(Data records for software interfaces)

■ ■ ■ ■ ■

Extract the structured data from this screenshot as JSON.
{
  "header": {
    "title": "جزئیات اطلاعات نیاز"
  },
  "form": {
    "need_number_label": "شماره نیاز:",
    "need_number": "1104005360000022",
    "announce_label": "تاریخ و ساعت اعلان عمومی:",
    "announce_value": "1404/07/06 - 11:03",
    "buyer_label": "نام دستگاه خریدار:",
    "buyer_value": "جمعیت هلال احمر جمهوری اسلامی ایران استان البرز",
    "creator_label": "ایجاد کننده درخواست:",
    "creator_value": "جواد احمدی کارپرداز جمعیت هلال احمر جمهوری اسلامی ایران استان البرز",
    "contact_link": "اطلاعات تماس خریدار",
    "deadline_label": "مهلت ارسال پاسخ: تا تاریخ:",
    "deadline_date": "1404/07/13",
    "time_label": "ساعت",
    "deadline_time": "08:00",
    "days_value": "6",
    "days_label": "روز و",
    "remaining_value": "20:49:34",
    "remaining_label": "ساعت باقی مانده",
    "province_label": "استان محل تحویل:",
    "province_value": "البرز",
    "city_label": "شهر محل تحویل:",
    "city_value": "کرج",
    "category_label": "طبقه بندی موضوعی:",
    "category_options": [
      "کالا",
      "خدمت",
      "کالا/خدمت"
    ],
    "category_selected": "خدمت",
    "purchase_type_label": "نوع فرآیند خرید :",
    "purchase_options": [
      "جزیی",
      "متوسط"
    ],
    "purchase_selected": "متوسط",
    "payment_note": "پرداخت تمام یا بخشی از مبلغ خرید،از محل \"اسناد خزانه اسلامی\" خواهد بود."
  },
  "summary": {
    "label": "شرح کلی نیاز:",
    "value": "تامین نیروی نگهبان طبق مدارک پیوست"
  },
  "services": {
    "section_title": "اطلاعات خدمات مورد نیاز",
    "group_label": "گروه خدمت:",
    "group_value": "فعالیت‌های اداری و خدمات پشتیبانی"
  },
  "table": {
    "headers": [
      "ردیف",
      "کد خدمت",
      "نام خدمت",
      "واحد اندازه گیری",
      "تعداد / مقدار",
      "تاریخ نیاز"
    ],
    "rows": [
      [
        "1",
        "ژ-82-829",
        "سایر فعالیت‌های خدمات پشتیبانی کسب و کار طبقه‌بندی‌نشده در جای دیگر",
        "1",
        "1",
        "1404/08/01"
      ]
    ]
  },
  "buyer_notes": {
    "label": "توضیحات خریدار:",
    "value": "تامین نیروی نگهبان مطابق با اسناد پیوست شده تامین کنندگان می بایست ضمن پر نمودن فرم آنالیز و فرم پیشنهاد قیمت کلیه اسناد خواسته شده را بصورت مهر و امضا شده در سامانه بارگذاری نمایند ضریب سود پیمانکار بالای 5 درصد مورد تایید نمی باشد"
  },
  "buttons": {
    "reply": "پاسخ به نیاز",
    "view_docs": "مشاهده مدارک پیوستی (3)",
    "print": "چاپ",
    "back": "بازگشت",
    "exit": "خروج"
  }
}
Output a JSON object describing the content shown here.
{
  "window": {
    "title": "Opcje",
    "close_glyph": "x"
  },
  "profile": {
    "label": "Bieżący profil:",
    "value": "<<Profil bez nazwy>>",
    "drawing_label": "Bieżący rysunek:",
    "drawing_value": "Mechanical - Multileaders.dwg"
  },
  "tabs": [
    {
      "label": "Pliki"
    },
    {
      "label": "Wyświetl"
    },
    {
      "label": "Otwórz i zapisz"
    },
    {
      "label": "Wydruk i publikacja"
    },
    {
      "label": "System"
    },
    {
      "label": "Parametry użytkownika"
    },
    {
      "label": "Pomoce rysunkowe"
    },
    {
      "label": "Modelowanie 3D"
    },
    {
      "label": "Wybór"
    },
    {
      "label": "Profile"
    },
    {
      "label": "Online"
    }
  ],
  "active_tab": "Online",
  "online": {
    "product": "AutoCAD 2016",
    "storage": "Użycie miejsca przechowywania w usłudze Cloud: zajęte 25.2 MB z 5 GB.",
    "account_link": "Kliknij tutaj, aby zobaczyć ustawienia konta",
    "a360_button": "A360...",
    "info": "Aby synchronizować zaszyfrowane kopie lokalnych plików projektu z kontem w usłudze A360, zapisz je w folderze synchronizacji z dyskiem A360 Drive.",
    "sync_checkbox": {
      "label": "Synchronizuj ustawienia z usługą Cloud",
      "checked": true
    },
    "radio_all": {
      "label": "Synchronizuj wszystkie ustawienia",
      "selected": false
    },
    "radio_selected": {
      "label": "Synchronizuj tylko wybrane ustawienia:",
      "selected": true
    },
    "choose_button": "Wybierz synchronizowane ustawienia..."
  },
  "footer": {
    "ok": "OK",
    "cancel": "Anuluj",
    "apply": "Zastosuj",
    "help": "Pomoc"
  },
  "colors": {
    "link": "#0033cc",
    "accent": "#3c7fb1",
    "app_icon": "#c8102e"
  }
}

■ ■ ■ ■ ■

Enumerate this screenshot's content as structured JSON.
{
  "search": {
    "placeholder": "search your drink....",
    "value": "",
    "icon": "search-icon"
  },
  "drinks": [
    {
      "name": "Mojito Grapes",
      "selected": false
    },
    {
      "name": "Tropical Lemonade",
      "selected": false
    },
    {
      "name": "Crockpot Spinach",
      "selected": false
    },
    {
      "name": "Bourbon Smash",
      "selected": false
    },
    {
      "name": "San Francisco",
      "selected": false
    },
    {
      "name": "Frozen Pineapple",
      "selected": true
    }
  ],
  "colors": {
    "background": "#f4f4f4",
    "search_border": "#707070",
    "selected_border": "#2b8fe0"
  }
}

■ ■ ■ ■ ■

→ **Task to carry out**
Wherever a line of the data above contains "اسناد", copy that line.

→ **Task output**
    "payment_note": "پرداخت تمام یا بخشی از مبلغ خرید،از محل \"اسناد خزانه اسلامی\" خواهد بود."
    "value": "تامین نیروی نگهبان مطابق با اسناد پیوست شده تامین کنندگان می بایست ضمن پر نمودن فرم آنالیز و فرم پیشنهاد قیمت کلیه اسناد خواسته شده را بصورت مهر و امضا شده در سامانه بارگذاری نمایند ضریب سود پیمانکار بالای 5 درصد مورد تایید نمی باشد"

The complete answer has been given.